Japanese Bank Supports Renewable Energy Projects in Vietnam
The Japan Bank for International Cooperation (JBIC) has signed a loan
agreement with Vietnam’s state-owned commercial bank Vietcombank to
set up a credit line of US$200 million for financing renewable energy
projects in the ASEAN member state.
JBIC has a portion of US$100 million of the credit line and is also
providing a partial guarantee for the co-financed portion. The credit line is
co-financed with MUFG Bank (lead-arranger), Mizuho Bank, The Joyo
Bank, and The Nishi-Nippon City Bank, JBIC said in a statement on 26
The US$200-million credit line is intended to finance via Vietcombank
renewables projects, such as solar power generation, in Vietnam, as part
of JBIC’s Global Facility to Promote Quality Infrastructure Investment for
Environmental Preservation and Sustainable Growth.
This is the first credit line that the Japanese bank has extended to
Vietnam under the Global action for Reconciling Economic growth and
ENvironmental preservation (GREEN) programme .
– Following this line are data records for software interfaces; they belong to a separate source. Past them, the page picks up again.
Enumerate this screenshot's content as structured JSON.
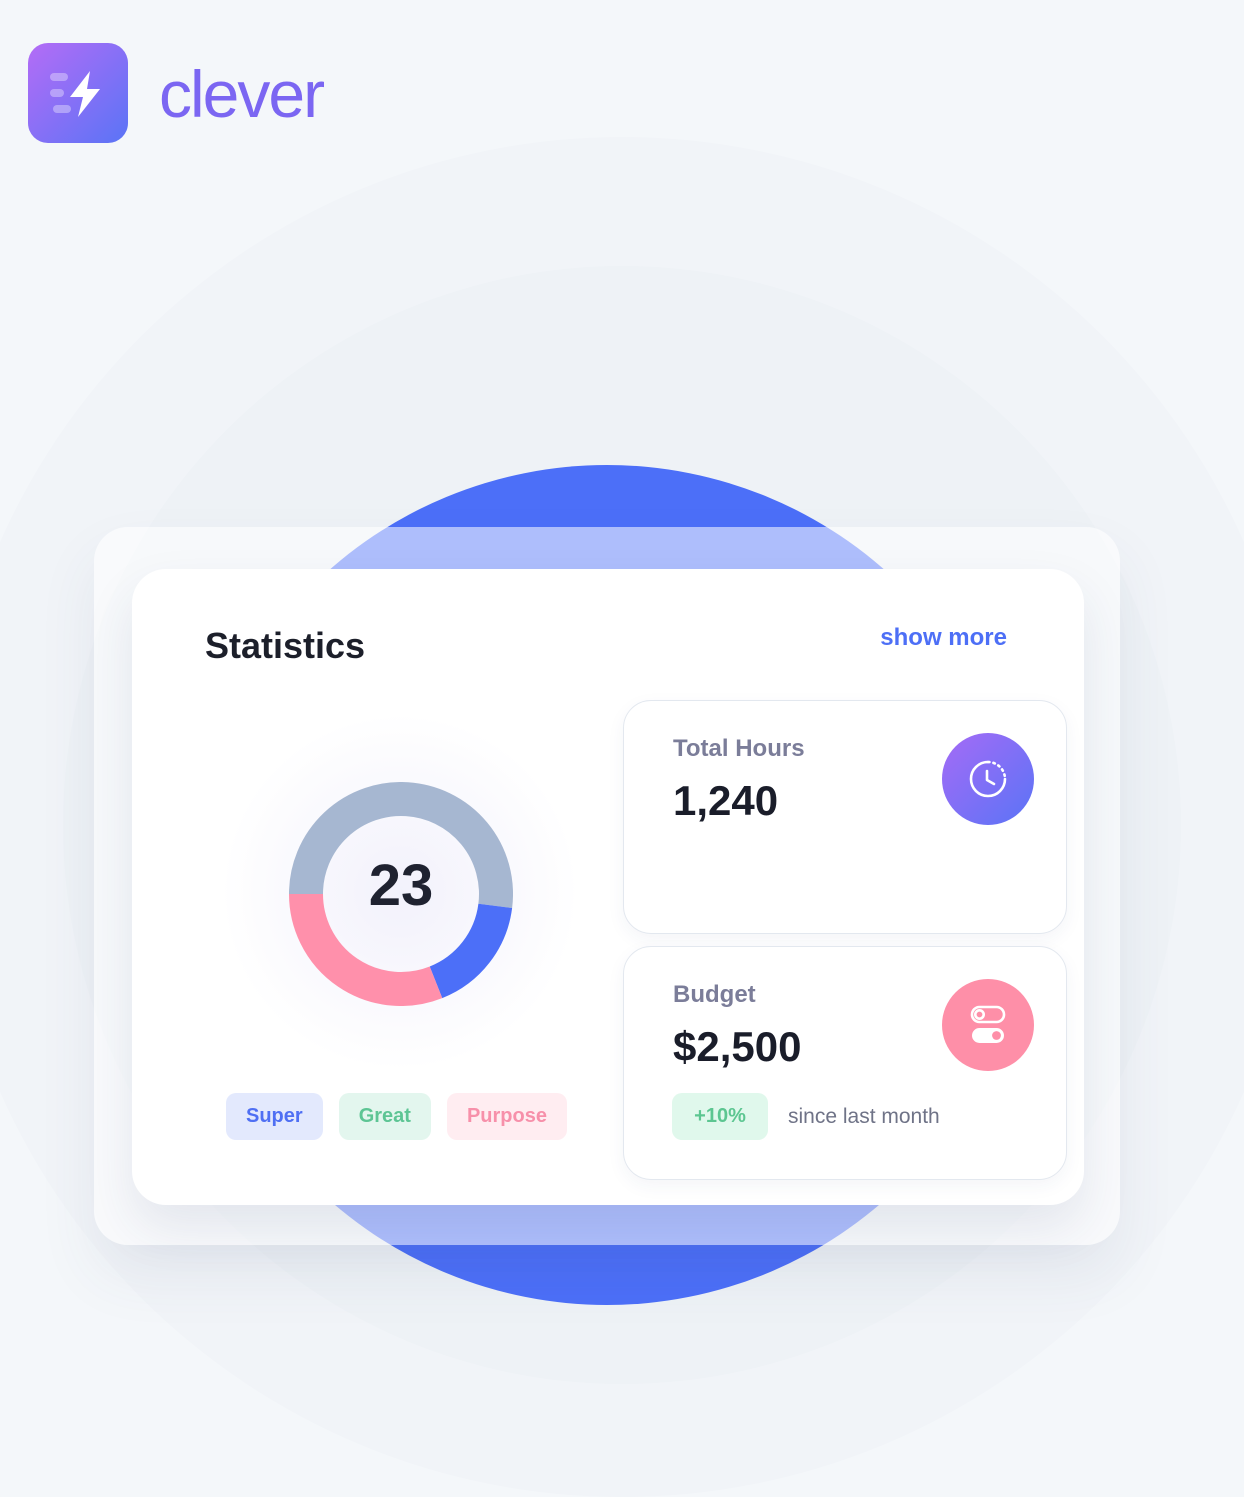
{
  "brand": {
    "name": "clever",
    "logo_icon": "lightning-bolt-icon"
  },
  "colors": {
    "accent": "#4d6ff6",
    "donut_super": "#4c6ff8",
    "donut_great": "#a6b7d1",
    "donut_purpose": "#ff90ab"
  },
  "statistics": {
    "title": "Statistics",
    "show_more": "show more"
  },
  "chart_data": {
    "type": "pie",
    "center_value": "23",
    "categories": [
      "Great",
      "Super",
      "Purpose"
    ],
    "values": [
      52,
      17,
      31
    ],
    "legend": [
      "Super",
      "Great",
      "Purpose"
    ]
  },
  "cards": {
    "total_hours": {
      "label": "Total Hours",
      "value": "1,240",
      "icon": "clock-icon"
    },
    "budget": {
      "label": "Budget",
      "value": "$2,500",
      "icon": "toggle-icon",
      "change": "+10%",
      "change_note": "since last month"
    }
  }
}
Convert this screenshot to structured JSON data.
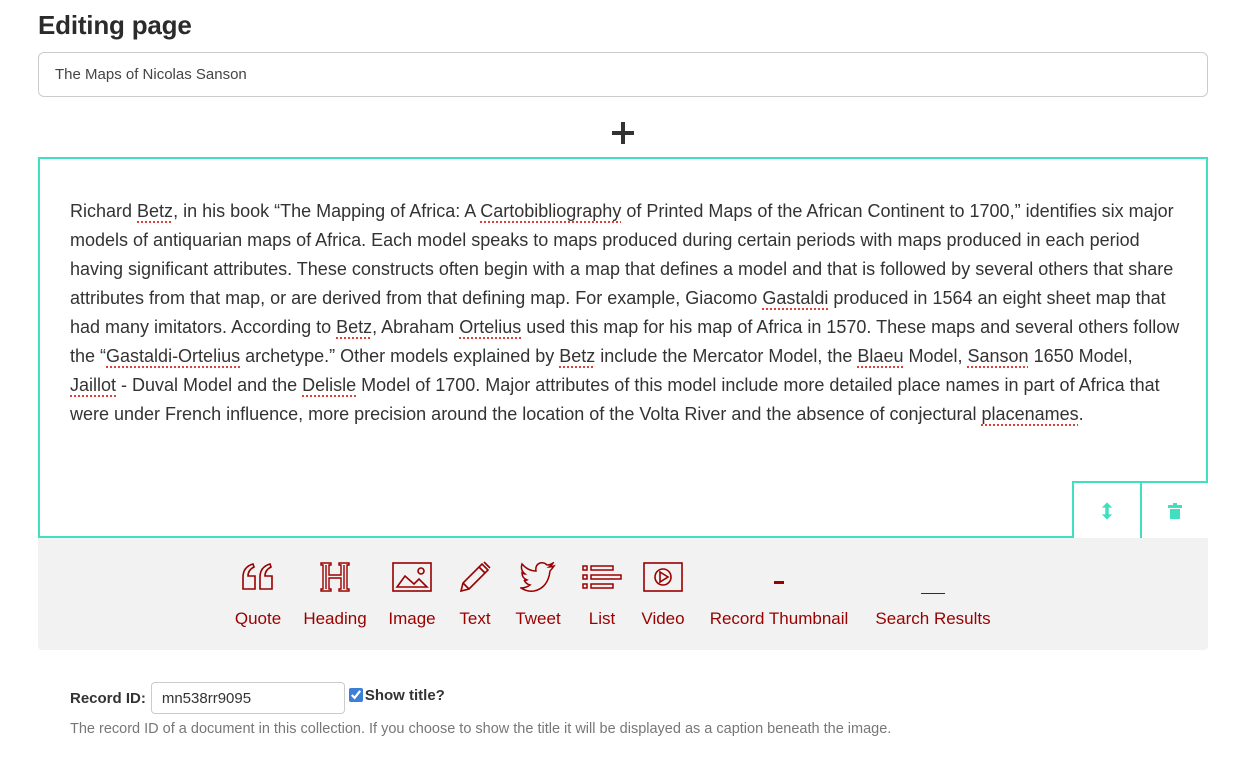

Vietnam’s power demand has grown rapidly in recent years, with load
rising at an average pace of some 10 percent every year in the past five
years, McKinsey & Company said in an analysis earlier this year, noting
that “renewables have the potential to become the lowest-cost option for
Vietnam to meet its energy needs.”
Vietnam’s rising demand will need additional electricity capacity, which in
turn will need upgrading Vietnam’s power system. According to estimates
from Electricity of Vietnam (EVN), the country will need to attract US$150
billion in new capital investment in order to upgrade the power system.
The continuously falling costs of solar and wind power, combined with
Vietnam’s natural endowments of solar and wind, have already made
renewables the cheapest form of new power generation on a levelized cost
of electricity (LCOE) basis, according to McKinsey’s review of market data
and interviews with industry experts.
In addition, renewable energy projects can be built more quickly
compared to traditional sources of generation, while Vietnam’s potential to
add flexible natural gas-fuelled power generation due to its domestic gas
reserves allows renewable energy to be integrated into the grid at low
cost, compared with many markets, McKinsey & Company reckons.